**TASK INSTRUCTIONS**
Report, from the records below, every line where the word "JSON" appears.

**LISTED ENTRIES**
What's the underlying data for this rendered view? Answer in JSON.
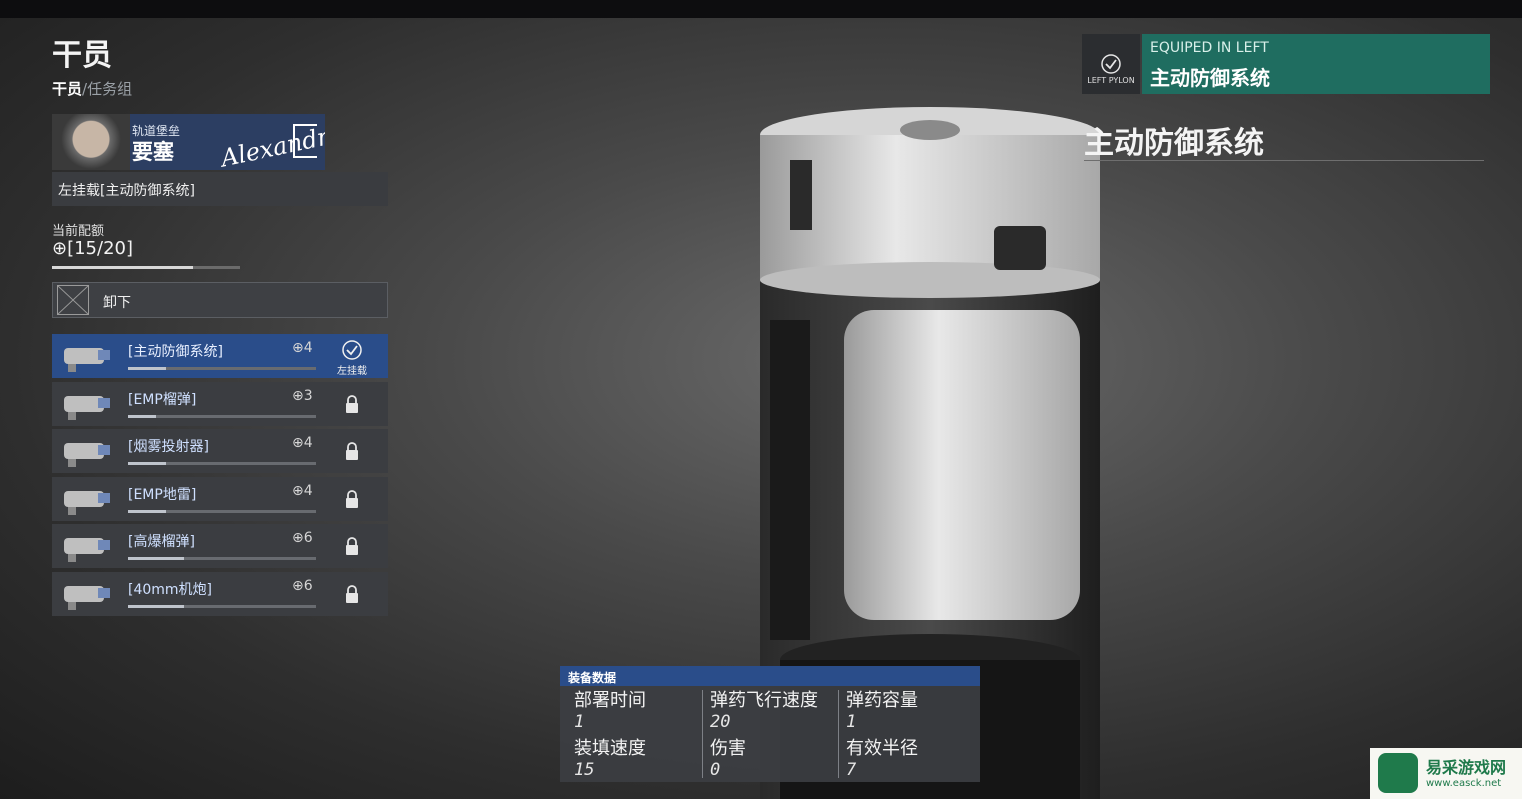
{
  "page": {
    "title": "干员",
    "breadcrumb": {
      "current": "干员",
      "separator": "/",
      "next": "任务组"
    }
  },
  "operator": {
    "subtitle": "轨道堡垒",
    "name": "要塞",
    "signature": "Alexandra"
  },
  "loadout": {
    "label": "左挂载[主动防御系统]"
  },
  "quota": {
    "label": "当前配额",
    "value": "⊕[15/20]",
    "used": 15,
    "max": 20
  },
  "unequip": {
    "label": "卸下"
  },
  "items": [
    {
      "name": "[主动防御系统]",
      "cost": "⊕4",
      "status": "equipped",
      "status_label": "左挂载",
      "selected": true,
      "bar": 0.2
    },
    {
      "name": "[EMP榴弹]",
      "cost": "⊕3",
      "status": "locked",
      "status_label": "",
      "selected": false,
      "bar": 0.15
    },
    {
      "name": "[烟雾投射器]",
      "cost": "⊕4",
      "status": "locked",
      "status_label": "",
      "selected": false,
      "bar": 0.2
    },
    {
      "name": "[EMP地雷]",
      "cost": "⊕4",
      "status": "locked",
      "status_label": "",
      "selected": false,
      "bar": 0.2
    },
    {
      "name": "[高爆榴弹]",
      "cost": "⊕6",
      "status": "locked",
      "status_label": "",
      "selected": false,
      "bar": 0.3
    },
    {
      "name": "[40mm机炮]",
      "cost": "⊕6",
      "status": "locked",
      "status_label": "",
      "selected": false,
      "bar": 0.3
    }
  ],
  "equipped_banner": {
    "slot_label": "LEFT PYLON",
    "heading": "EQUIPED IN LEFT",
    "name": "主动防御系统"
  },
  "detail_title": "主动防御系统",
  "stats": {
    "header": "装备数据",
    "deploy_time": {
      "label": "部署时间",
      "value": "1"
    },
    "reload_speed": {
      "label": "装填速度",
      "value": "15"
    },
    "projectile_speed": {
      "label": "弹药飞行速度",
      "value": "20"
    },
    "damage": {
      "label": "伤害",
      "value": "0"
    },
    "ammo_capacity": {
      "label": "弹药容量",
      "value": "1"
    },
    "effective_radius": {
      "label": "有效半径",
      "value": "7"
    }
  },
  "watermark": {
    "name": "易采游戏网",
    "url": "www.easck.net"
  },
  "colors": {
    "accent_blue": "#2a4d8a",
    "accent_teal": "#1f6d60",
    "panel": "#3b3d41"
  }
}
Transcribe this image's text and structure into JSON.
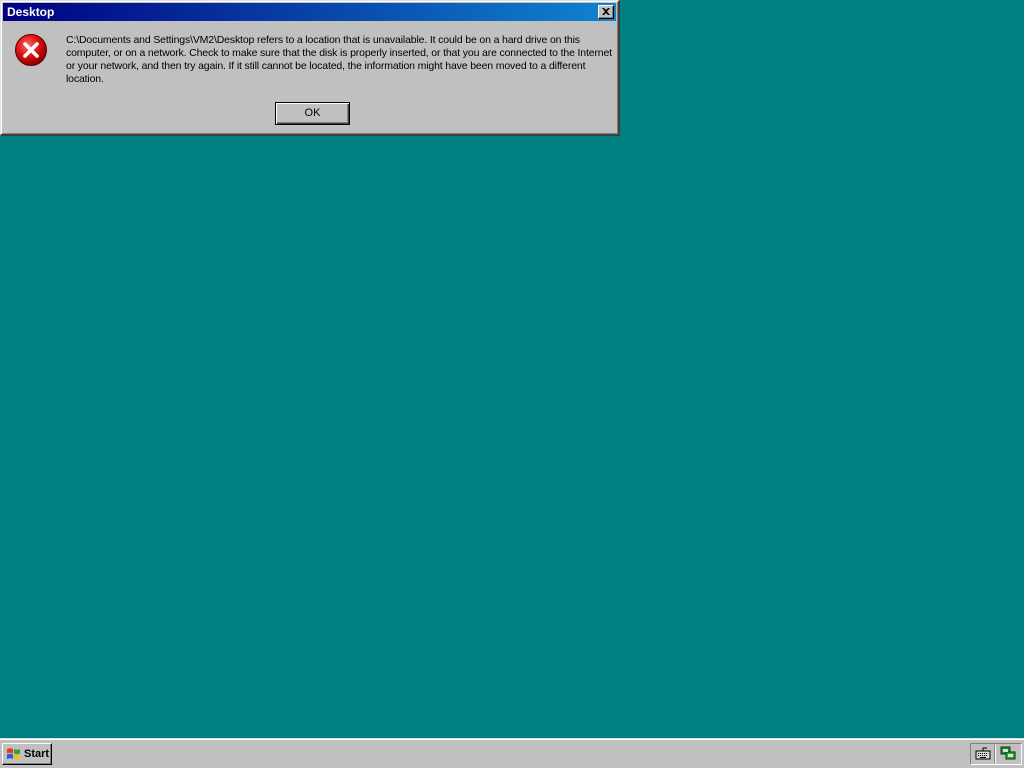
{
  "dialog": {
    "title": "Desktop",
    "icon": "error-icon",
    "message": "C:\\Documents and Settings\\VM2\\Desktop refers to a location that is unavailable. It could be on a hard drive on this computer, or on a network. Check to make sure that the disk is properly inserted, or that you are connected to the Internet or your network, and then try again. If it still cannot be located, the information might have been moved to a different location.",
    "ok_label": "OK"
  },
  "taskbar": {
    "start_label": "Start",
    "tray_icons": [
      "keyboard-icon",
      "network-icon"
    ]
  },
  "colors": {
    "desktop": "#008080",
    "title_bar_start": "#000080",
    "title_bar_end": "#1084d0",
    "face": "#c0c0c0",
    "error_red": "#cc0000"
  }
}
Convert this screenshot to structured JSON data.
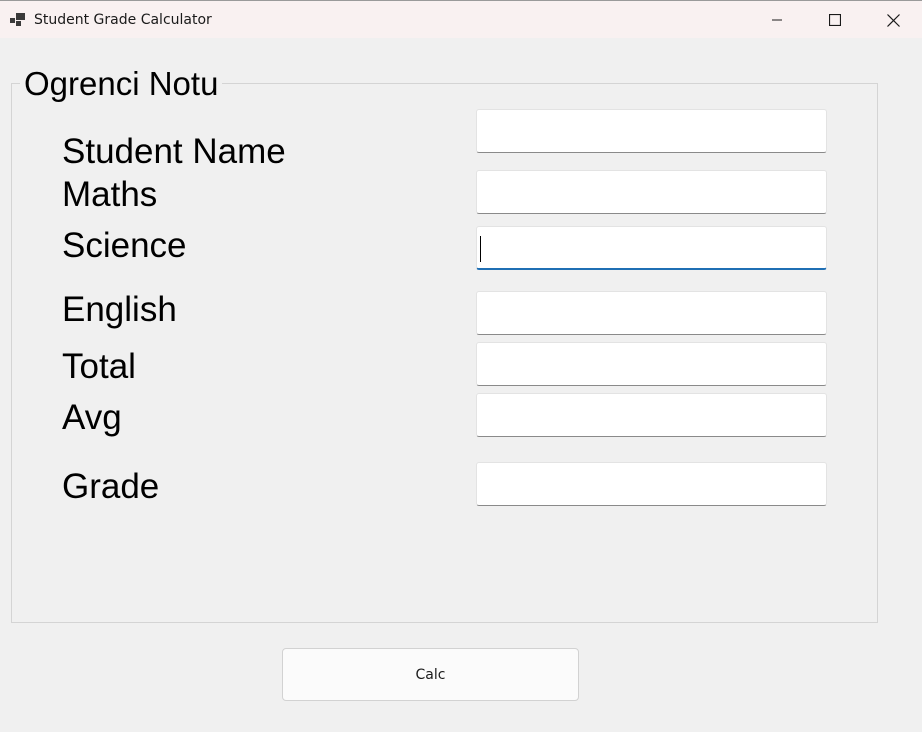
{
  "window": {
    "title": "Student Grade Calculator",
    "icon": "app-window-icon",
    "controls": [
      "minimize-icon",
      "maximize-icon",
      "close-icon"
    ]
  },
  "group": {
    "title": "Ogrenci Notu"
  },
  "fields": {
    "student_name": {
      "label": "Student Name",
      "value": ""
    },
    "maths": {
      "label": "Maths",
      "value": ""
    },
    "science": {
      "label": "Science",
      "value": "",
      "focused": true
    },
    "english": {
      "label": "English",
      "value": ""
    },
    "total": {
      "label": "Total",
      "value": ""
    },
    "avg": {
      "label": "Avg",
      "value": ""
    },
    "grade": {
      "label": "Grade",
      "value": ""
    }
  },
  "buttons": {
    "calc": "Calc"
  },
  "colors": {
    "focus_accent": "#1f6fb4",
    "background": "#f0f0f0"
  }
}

**ANSWER**
What's the underlying data for this rendered view? Answer in JSON.
Transcribe this image's text and structure into JSON.
Convert this screenshot to structured JSON data.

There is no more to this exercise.